▸ TASK BRIEF: Every single record below is to be reproduced exactly.

Saved data entries:
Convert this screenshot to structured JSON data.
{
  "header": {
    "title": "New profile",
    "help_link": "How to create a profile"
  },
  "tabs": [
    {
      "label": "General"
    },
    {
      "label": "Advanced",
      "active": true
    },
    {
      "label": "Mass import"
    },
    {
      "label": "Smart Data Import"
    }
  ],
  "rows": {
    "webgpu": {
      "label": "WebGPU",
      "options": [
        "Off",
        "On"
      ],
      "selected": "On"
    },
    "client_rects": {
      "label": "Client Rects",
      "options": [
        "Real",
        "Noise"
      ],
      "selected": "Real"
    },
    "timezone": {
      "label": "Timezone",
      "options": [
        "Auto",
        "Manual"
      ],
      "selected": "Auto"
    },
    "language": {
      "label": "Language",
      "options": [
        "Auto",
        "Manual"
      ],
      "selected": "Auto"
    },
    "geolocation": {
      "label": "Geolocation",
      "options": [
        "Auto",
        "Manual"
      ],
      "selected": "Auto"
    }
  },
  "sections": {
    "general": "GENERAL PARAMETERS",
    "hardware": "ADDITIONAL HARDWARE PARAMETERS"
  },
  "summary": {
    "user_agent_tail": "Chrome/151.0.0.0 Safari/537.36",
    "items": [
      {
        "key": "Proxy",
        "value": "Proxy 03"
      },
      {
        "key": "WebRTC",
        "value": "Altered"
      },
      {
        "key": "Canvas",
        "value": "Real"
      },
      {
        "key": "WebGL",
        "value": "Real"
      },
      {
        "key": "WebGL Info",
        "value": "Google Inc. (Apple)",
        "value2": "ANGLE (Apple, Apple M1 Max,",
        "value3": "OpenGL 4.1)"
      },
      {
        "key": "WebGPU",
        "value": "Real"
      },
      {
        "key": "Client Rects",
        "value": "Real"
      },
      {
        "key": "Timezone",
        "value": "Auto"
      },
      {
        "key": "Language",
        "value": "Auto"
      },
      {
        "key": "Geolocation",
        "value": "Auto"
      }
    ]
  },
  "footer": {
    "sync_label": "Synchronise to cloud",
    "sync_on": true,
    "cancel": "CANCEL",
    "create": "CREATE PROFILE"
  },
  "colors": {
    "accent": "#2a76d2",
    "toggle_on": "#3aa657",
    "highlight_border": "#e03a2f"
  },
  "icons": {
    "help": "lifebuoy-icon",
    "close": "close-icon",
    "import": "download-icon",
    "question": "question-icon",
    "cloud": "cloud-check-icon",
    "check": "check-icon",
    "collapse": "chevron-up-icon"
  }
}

▸ SOLUTION TO THE PROBLEM:
Convert this screenshot to structured JSON data.
{
  "header": {
    "title": "New profile",
    "help_link": "How to create a profile"
  },
  "tabs": [
    {
      "label": "General"
    },
    {
      "label": "Advanced",
      "active": true
    },
    {
      "label": "Mass import"
    },
    {
      "label": "Smart Data Import"
    }
  ],
  "rows": {
    "webgpu": {
      "label": "WebGPU",
      "options": [
        "Off",
        "On"
      ],
      "selected": "On"
    },
    "client_rects": {
      "label": "Client Rects",
      "options": [
        "Real",
        "Noise"
      ],
      "selected": "Real"
    },
    "timezone": {
      "label": "Timezone",
      "options": [
        "Auto",
        "Manual"
      ],
      "selected": "Auto"
    },
    "language": {
      "label": "Language",
      "options": [
        "Auto",
        "Manual"
      ],
      "selected": "Auto"
    },
    "geolocation": {
      "label": "Geolocation",
      "options": [
        "Auto",
        "Manual"
      ],
      "selected": "Auto"
    }
  },
  "sections": {
    "general": "GENERAL PARAMETERS",
    "hardware": "ADDITIONAL HARDWARE PARAMETERS"
  },
  "summary": {
    "user_agent_tail": "Chrome/151.0.0.0 Safari/537.36",
    "items": [
      {
        "key": "Proxy",
        "value": "Proxy 03"
      },
      {
        "key": "WebRTC",
        "value": "Altered"
      },
      {
        "key": "Canvas",
        "value": "Real"
      },
      {
        "key": "WebGL",
        "value": "Real"
      },
      {
        "key": "WebGL Info",
        "value": "Google Inc. (Apple)",
        "value2": "ANGLE (Apple, Apple M1 Max,",
        "value3": "OpenGL 4.1)"
      },
      {
        "key": "WebGPU",
        "value": "Real"
      },
      {
        "key": "Client Rects",
        "value": "Real"
      },
      {
        "key": "Timezone",
        "value": "Auto"
      },
      {
        "key": "Language",
        "value": "Auto"
      },
      {
        "key": "Geolocation",
        "value": "Auto"
      }
    ]
  },
  "footer": {
    "sync_label": "Synchronise to cloud",
    "sync_on": true,
    "cancel": "CANCEL",
    "create": "CREATE PROFILE"
  },
  "colors": {
    "accent": "#2a76d2",
    "toggle_on": "#3aa657",
    "highlight_border": "#e03a2f"
  },
  "icons": {
    "help": "lifebuoy-icon",
    "close": "close-icon",
    "import": "download-icon",
    "question": "question-icon",
    "cloud": "cloud-check-icon",
    "check": "check-icon",
    "collapse": "chevron-up-icon"
  }
}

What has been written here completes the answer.